── Source material

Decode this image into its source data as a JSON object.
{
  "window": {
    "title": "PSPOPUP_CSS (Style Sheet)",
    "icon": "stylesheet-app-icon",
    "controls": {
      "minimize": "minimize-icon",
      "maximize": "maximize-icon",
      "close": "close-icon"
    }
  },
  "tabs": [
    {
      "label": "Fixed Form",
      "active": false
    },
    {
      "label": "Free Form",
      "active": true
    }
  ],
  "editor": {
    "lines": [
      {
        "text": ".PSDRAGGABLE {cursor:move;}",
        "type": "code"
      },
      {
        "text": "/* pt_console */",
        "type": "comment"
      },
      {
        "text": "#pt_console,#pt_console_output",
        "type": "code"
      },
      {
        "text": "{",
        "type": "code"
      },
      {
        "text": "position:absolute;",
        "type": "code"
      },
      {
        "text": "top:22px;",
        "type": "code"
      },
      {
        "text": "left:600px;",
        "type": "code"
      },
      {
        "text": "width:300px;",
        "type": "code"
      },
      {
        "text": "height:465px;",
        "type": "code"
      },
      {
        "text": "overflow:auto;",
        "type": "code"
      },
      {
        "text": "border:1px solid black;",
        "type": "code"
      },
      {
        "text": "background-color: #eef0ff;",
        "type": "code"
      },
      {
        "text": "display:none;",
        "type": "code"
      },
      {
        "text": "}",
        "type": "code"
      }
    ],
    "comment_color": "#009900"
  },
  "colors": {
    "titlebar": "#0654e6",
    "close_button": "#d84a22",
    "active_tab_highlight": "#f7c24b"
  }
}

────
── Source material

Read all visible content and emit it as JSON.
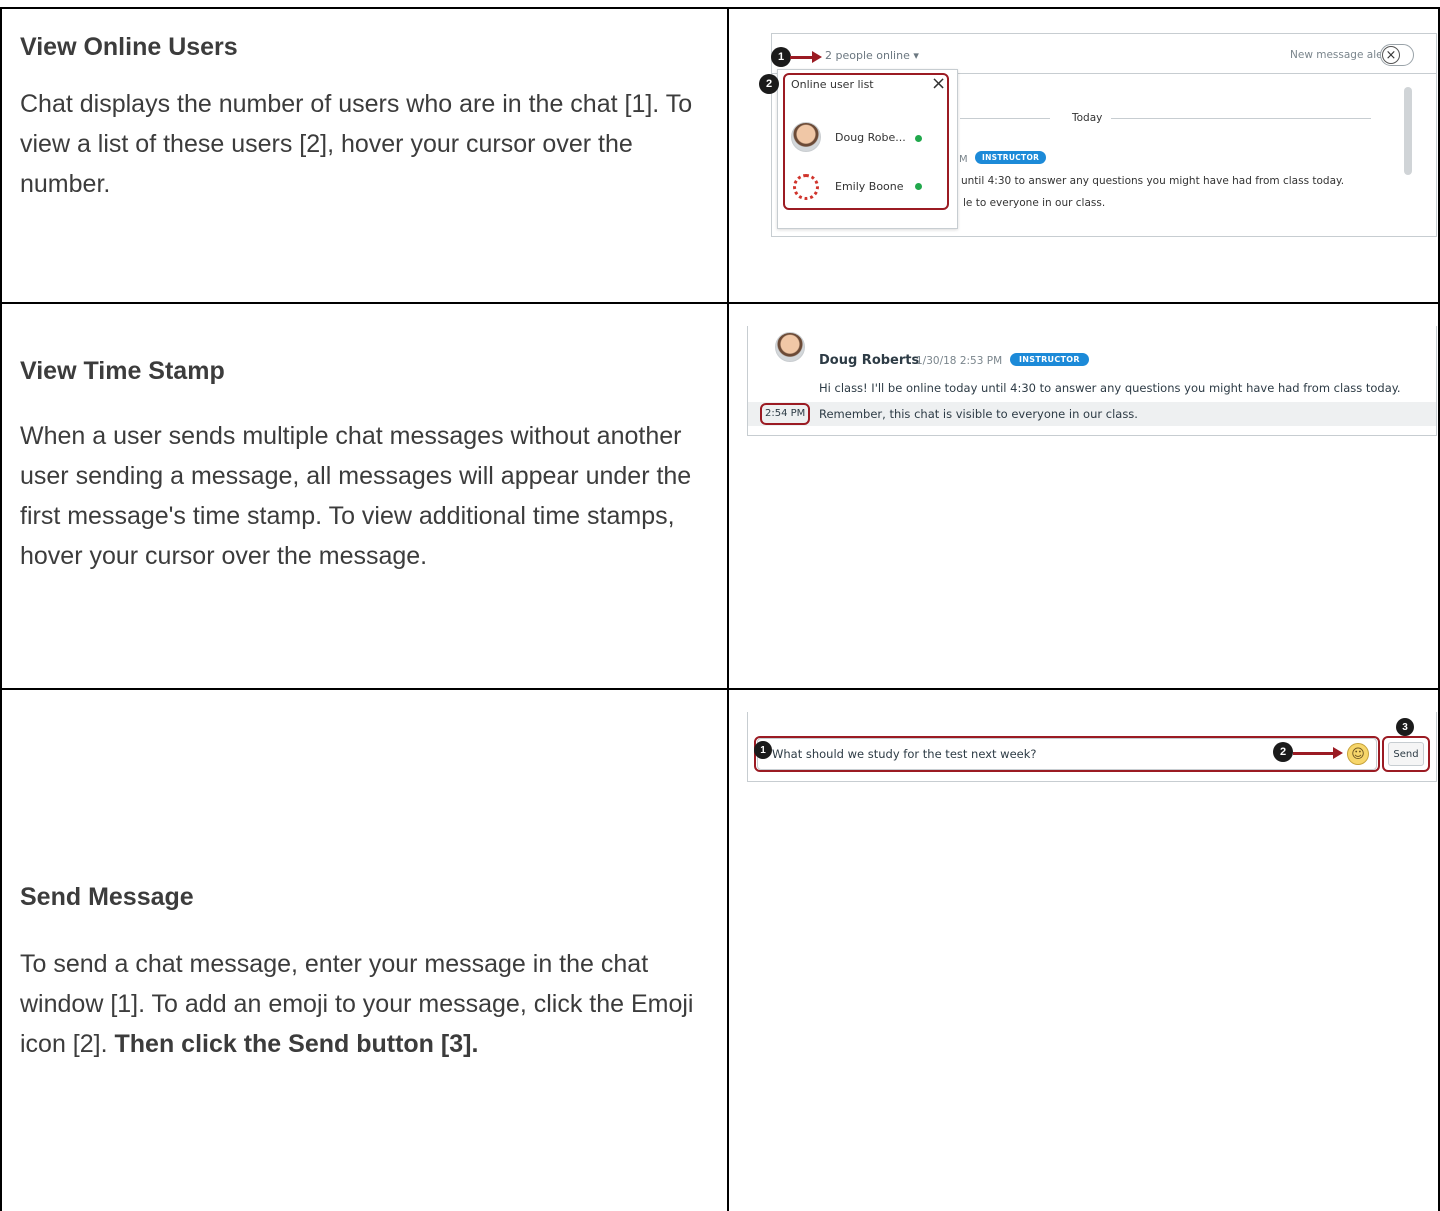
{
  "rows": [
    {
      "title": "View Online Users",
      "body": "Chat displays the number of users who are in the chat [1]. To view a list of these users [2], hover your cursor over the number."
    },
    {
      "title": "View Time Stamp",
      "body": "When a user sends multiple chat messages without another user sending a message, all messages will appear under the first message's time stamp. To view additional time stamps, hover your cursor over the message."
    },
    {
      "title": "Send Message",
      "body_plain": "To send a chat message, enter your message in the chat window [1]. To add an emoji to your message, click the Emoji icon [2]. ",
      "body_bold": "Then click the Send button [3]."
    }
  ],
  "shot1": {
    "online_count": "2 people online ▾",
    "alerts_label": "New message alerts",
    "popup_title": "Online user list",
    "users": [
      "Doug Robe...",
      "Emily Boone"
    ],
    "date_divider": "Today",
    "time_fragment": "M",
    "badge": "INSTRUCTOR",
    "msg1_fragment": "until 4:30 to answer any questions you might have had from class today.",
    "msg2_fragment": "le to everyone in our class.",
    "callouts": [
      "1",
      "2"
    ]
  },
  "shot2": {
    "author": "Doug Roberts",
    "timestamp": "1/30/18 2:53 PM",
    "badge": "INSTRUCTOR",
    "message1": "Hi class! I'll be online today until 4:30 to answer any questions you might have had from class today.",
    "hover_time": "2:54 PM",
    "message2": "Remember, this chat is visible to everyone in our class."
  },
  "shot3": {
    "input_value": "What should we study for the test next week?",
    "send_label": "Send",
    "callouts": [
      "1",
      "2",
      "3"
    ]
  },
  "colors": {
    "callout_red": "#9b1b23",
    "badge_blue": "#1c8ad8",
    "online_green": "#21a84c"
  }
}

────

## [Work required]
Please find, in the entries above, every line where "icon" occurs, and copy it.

## [Solution to this task]
    "icon": "stylesheet-app-icon",
      "minimize": "minimize-icon",
      "maximize": "maximize-icon",
      "close": "close-icon"
      "body_plain": "To send a chat message, enter your message in the chat window [1]. To add an emoji to your message, click the Emoji icon [2]. ",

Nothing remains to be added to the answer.